-- DATA TO USE follows --

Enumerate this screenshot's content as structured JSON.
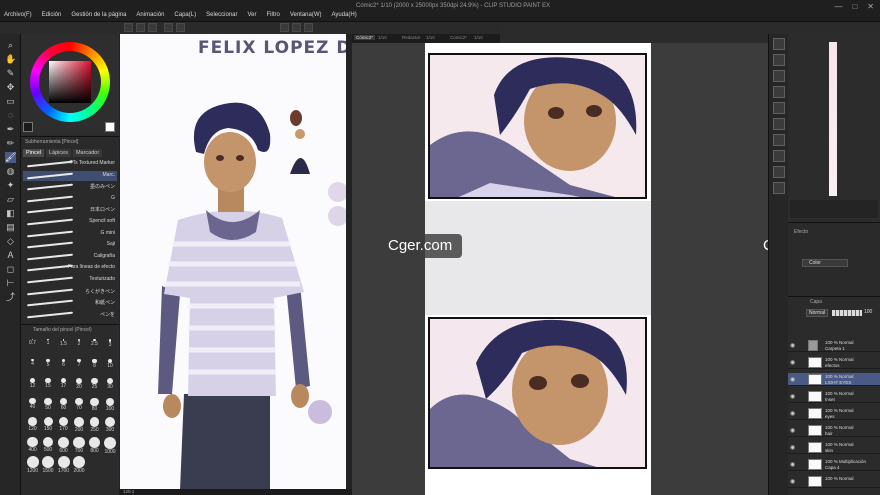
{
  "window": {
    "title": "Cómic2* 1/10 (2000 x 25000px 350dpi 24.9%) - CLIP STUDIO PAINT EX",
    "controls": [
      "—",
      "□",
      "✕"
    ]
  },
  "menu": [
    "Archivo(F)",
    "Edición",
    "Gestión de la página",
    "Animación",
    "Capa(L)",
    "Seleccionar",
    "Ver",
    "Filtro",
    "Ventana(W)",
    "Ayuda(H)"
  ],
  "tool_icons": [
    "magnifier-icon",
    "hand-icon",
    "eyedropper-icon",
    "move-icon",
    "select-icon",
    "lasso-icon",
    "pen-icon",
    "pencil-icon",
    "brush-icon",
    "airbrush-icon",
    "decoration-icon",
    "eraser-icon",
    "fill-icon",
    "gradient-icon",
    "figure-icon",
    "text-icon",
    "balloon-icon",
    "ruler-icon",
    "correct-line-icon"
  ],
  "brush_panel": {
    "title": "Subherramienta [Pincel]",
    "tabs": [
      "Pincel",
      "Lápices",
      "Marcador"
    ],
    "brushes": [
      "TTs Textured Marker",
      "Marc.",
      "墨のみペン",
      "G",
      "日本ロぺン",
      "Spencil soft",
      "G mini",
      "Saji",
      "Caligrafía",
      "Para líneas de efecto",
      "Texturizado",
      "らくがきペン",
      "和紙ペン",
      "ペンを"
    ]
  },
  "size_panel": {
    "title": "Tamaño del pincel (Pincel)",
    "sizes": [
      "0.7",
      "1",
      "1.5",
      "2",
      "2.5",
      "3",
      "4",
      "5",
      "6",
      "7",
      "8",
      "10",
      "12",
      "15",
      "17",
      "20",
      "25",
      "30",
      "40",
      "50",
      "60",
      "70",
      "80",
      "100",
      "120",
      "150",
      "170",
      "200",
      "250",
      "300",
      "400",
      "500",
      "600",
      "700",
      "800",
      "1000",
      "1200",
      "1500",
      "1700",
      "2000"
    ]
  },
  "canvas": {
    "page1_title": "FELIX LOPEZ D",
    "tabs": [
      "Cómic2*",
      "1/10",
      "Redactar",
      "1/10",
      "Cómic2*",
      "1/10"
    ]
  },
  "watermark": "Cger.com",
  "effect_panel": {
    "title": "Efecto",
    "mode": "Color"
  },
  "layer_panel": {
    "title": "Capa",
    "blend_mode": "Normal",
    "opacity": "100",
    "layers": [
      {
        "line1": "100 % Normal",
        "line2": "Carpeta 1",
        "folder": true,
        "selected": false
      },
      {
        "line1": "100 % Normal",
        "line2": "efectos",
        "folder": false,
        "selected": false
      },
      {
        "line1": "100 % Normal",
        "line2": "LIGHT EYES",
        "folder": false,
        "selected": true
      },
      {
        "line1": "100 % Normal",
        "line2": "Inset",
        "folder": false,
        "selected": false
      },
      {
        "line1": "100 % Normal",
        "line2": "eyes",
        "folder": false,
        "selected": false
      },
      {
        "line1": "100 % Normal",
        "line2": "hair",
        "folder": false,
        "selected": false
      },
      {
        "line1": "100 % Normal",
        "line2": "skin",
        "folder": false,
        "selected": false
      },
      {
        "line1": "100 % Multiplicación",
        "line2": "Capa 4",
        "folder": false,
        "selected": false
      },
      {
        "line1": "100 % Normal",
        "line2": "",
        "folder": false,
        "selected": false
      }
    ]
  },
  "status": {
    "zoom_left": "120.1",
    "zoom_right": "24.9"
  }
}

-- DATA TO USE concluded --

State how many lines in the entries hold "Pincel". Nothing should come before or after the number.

3